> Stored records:

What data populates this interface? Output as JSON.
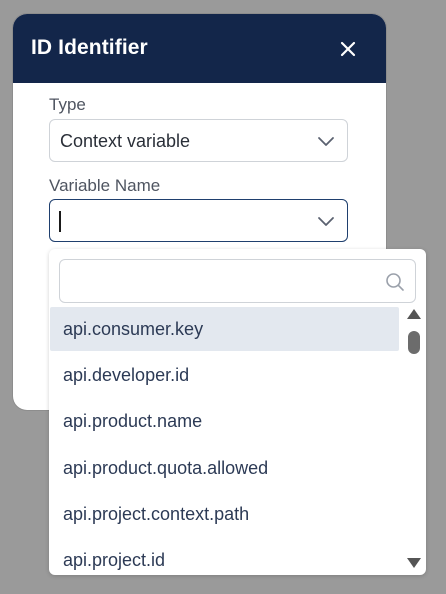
{
  "dialog": {
    "title": "ID Identifier",
    "close_icon": "close-icon"
  },
  "type_field": {
    "label": "Type",
    "value": "Context variable",
    "icon": "chevron-down-icon"
  },
  "variable_field": {
    "label": "Variable Name",
    "value": "",
    "icon": "chevron-down-icon"
  },
  "dropdown": {
    "search": {
      "value": "",
      "placeholder": "",
      "icon": "search-icon"
    },
    "options": [
      {
        "label": "api.consumer.key",
        "highlighted": true
      },
      {
        "label": "api.developer.id",
        "highlighted": false
      },
      {
        "label": "api.product.name",
        "highlighted": false
      },
      {
        "label": "api.product.quota.allowed",
        "highlighted": false
      },
      {
        "label": "api.project.context.path",
        "highlighted": false
      },
      {
        "label": "api.project.id",
        "highlighted": false
      }
    ]
  },
  "colors": {
    "header_bg": "#13264a",
    "backdrop": "#9a9a9a",
    "highlight": "#e3e8ef",
    "focus_border": "#1f3f6e"
  }
}
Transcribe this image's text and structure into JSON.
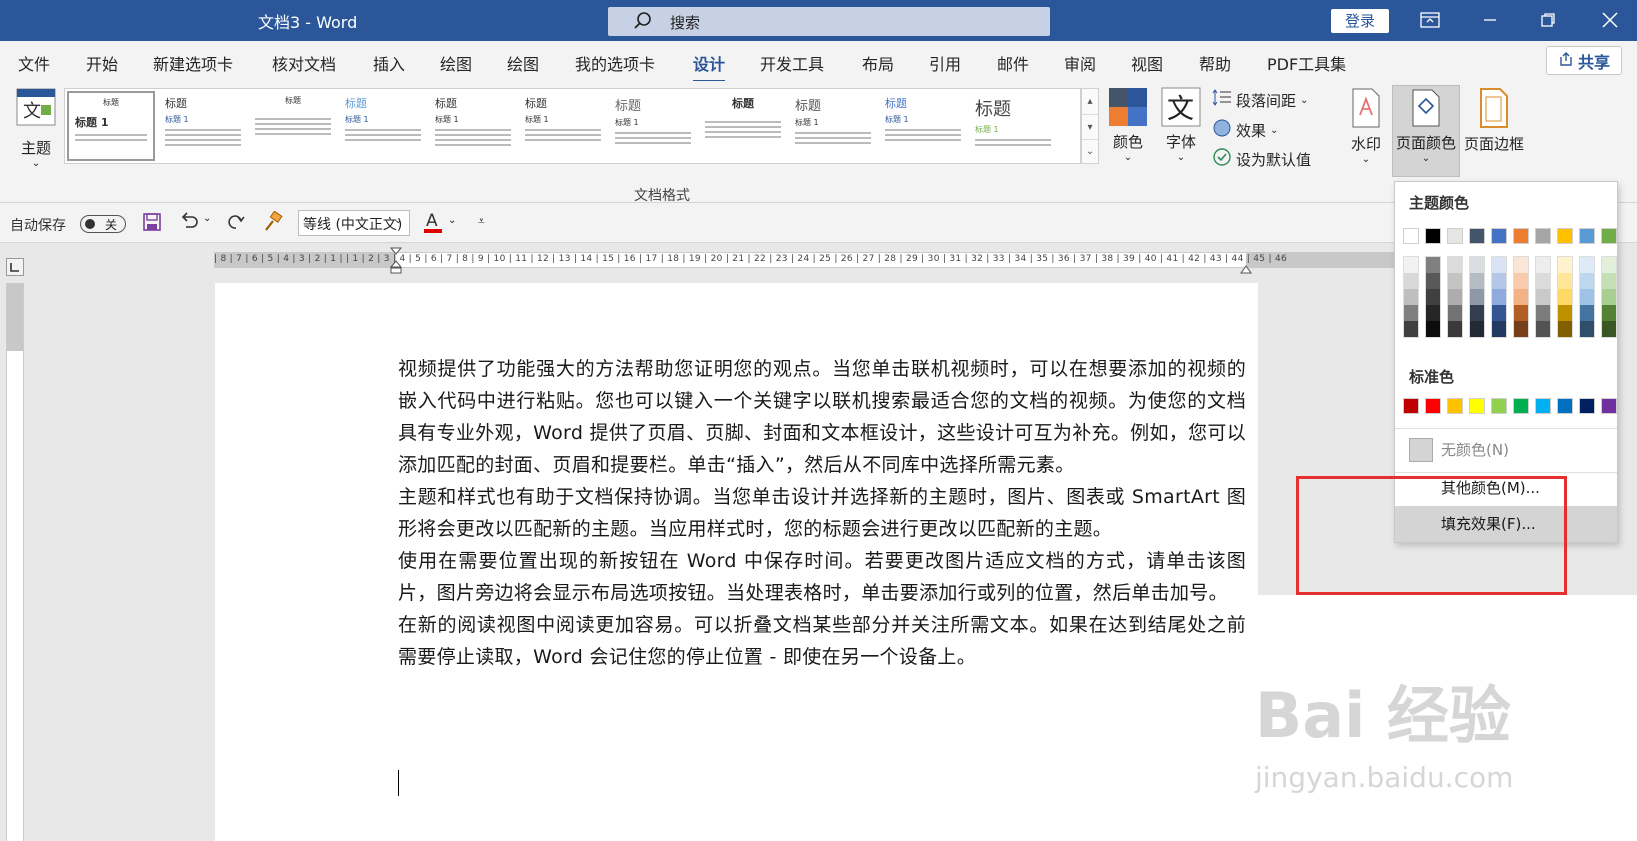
{
  "titlebar": {
    "doc_title": "文档3  -  Word",
    "search_placeholder": "搜索",
    "login_label": "登录"
  },
  "menu": {
    "tabs": [
      "文件",
      "开始",
      "新建选项卡",
      "核对文档",
      "插入",
      "绘图",
      "绘图",
      "我的选项卡",
      "设计",
      "开发工具",
      "布局",
      "引用",
      "邮件",
      "审阅",
      "视图",
      "帮助",
      "PDF工具集"
    ],
    "active_tab": "设计",
    "share_label": "共享"
  },
  "ribbon": {
    "theme_label": "主题",
    "gallery_group_label": "文档格式",
    "thumb_title": "标题",
    "thumb_heading": "标题 1",
    "colors_label": "颜色",
    "fonts_label": "字体",
    "paragraph_spacing_label": "段落间距",
    "effects_label": "效果",
    "set_default_label": "设为默认值",
    "watermark_label": "水印",
    "page_color_label": "页面颜色",
    "page_border_label": "页面边框"
  },
  "qat": {
    "autosave_label": "自动保存",
    "toggle_state": "关",
    "font_name": "等线 (中文正文)"
  },
  "ruler": {
    "ticks": "| 8 | 7 | 6 | 5 | 4 | 3 | 2 | 1 |   | 1 | 2 | 3 | 4 | 5 | 6 | 7 | 8 | 9 | 10 | 11 | 12 | 13 | 14 | 15 | 16 | 17 | 18 | 19 | 20 | 21 | 22 | 23 | 24 | 25 | 26 | 27 | 28 | 29 | 30 | 31 | 32 | 33 | 34 | 35 | 36 | 37 | 38 | 39 | 40 | 41 | 42 | 43 | 44 | 45 | 46"
  },
  "document": {
    "p1": "视频提供了功能强大的方法帮助您证明您的观点。当您单击联机视频时，可以在想要添加的视频的嵌入代码中进行粘贴。您也可以键入一个关键字以联机搜索最适合您的文档的视频。为使您的文档具有专业外观，Word 提供了页眉、页脚、封面和文本框设计，这些设计可互为补充。例如，您可以添加匹配的封面、页眉和提要栏。单击“插入”，然后从不同库中选择所需元素。",
    "p2": "主题和样式也有助于文档保持协调。当您单击设计并选择新的主题时，图片、图表或 SmartArt 图形将会更改以匹配新的主题。当应用样式时，您的标题会进行更改以匹配新的主题。",
    "p3": "使用在需要位置出现的新按钮在 Word 中保存时间。若要更改图片适应文档的方式，请单击该图片，图片旁边将会显示布局选项按钮。当处理表格时，单击要添加行或列的位置，然后单击加号。",
    "p4": "在新的阅读视图中阅读更加容易。可以折叠文档某些部分并关注所需文本。如果在达到结尾处之前需要停止读取，Word 会记住您的停止位置 - 即使在另一个设备上。"
  },
  "dropdown": {
    "theme_colors_header": "主题颜色",
    "standard_colors_header": "标准色",
    "no_color_label": "无颜色(N)",
    "more_colors_label": "其他颜色(M)...",
    "fill_effects_label": "填充效果(F)...",
    "theme_colors": [
      "#ffffff",
      "#000000",
      "#e7e6e6",
      "#44546a",
      "#4472c4",
      "#ed7d31",
      "#a5a5a5",
      "#ffc000",
      "#5b9bd5",
      "#70ad47"
    ],
    "standard_colors": [
      "#c00000",
      "#ff0000",
      "#ffc000",
      "#ffff00",
      "#92d050",
      "#00b050",
      "#00b0f0",
      "#0070c0",
      "#002060",
      "#7030a0"
    ]
  },
  "watermark": {
    "brand": "Bai 经验",
    "url": "jingyan.baidu.com"
  },
  "colors": {
    "accent": "#2b579a",
    "highlight": "#e53030"
  }
}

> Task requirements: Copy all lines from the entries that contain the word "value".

> Reply to the exercise:
    "value": "Context variable",
    "value": "",
      "value": "",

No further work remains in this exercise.